"Your mama's waiting for you. In the playground. At the McDonald's."
Peter looked up at the giant's face, afraid to believe.
"Go see her, boy."
Peter pushed open the truck's door, jumped to the pavement, and started running toward the McDonald's.
Joe reached across Margaret McDill's lap and opened the passenger door of the BMW. His smoky black hair brushed against her neck as he did, and she shuddered. She had seen his gray roots during the night.
"Your kid's waiting in the McDonald's Playland," he said.
Margaret's heart lurched. She looked at the open door, then back at Joe, who was caressing the BMW's leather-covered steering wheel.
"Sure wish I could keep this ride," he said with genuine regret. "Got used to this. Yes, sir."
"That's not part of the plan. And I always stick to the plan.
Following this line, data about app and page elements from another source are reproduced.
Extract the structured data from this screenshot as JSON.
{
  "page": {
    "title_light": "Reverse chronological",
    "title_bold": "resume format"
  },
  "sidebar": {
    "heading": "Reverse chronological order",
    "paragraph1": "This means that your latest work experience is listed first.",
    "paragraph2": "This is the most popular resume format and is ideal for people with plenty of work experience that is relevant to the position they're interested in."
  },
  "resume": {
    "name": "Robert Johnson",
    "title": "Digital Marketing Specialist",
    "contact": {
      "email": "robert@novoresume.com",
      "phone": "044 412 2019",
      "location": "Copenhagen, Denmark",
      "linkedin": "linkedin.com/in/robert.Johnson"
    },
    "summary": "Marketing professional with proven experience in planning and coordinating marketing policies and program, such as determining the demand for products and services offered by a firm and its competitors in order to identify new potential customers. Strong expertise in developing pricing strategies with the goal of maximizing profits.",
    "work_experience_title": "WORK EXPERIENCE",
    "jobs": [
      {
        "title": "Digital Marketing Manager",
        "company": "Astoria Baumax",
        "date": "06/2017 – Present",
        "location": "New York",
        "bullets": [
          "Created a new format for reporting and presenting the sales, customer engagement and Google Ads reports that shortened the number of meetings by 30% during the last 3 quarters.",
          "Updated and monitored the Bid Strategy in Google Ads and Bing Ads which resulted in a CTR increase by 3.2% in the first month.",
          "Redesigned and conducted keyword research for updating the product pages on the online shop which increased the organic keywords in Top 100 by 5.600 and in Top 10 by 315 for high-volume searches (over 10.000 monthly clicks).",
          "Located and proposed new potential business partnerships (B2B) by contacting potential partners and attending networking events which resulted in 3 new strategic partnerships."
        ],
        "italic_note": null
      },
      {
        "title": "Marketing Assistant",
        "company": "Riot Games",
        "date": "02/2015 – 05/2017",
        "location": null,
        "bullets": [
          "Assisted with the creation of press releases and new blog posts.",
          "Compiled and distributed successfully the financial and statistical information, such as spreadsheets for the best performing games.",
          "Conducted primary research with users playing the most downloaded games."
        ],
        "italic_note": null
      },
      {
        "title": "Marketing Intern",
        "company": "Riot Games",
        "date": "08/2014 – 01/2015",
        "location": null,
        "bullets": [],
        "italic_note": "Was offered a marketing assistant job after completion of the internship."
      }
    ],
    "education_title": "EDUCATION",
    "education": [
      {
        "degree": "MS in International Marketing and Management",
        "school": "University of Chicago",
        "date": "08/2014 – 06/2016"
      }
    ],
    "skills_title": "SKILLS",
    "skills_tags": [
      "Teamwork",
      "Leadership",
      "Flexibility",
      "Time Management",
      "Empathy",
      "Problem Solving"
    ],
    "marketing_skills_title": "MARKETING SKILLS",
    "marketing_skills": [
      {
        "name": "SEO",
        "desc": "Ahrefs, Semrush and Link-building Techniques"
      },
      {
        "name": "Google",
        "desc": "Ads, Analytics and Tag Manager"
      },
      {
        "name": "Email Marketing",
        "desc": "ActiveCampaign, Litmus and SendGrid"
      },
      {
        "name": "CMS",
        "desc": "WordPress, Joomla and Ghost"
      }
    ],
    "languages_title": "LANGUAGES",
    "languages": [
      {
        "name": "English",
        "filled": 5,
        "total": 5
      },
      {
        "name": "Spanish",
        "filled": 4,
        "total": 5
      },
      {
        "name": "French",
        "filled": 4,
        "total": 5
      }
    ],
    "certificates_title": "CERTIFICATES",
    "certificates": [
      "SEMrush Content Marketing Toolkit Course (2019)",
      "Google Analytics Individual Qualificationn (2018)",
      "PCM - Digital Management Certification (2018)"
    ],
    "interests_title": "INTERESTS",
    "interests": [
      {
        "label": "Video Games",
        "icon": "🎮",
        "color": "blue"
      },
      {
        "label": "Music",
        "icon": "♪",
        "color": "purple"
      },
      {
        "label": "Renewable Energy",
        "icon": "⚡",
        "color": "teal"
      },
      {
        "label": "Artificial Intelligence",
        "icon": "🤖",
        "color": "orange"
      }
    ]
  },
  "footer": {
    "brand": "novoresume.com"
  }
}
That's why I'm still around."
As she stared, he opened the driver's door, got out, dropped the keys on the seat, and started walking away.
Margaret sat for a moment without breathing, mistrustful as an injured animal being released into the wild. Then she bolted from the car. With a spastic gait born from panic and exhaustion, she ran toward the McDonald's, gasping a desperate mantra: "The Lord is my shepherd, I shall not want....The Lord is my shepherd, I shall not want....The Lord is my shepherd..."
Huey stopped his green pickup beside his cousin Joe with a screech of eroded brake pads. Two men standing under the roofed entrance of the Barnes & Noble looked over at the sound. They looked like bums hoping to pass themselves off as customers and spend the morning reading the papers on the sofas inside the bookstore. Joe Hickey silently wished them good luck. He'd been that far down before.
When he climbed into the cab, Huey looked at him with the relief of a two-year-old at its returning mother.
"Hey, Joey," Huey said, his head bobbing with relief and excitement.
"Twenty-three hours, ten minutes," Hickey said, tapping his watch. "Cheryl's got the money, nobody got hurt, and no FBI in sight. I'm a goddamn genius, son. Master of the universe."
"I'm just glad it's over," said Huey. "I was scared this time."
Hickey laughed and tousled the hair on Huey's great unkempt head. "Home free for another year, Buckethead."
A smile slowly appeared on the giant's rubbery face. "Yeah." He put the truck into gear, eased forward, and joined the flow of traffic leaving the mall.
Peter McDill stood in the McDonald's Playland like a statue in a hurricane. Toddlers and teenagers tore around him with abandon, leaping on and off the foam-padded playground equipment in their sock feet. The screeches and laughter were deafening. Peter searched among them for his mother, his eyes wet. In his right hand he clutched the carved locomotive Huey had given him, utterly unaware that he was holding it.
The glass door of the restaurant opened, and a woman with frosted hair and wild eyes appeared in it. She looked like his mother, but not exactly. This woman was different somehow. She looked too old, and her clothes were torn. She pushed two children out of the doorway, which his mother would never do, and began looking frantically around the playground. Her gaze jumped from child to child, lighted on Peter, swept on, then returned.
"Mom?" he said uncertainly.
The woman's face seemed to collapse inward upon itself. She rushed to Peter and crushed him against her, then lifted him into her arms. His mother hadn't done that in a long, long time. A terrible wail burst from her throat, freezing the storm of children into a still life.
"Oh, dear Jesus," Margaret keened. "My baby, my baby, my sweet baby..."
Peter felt hot tears rolling down his cheeks. As his mother squeezed him, the little wooden train dropped from his hand onto the pebbled concrete. A toddler wandered over, picked it up, smiled, and walked away with it.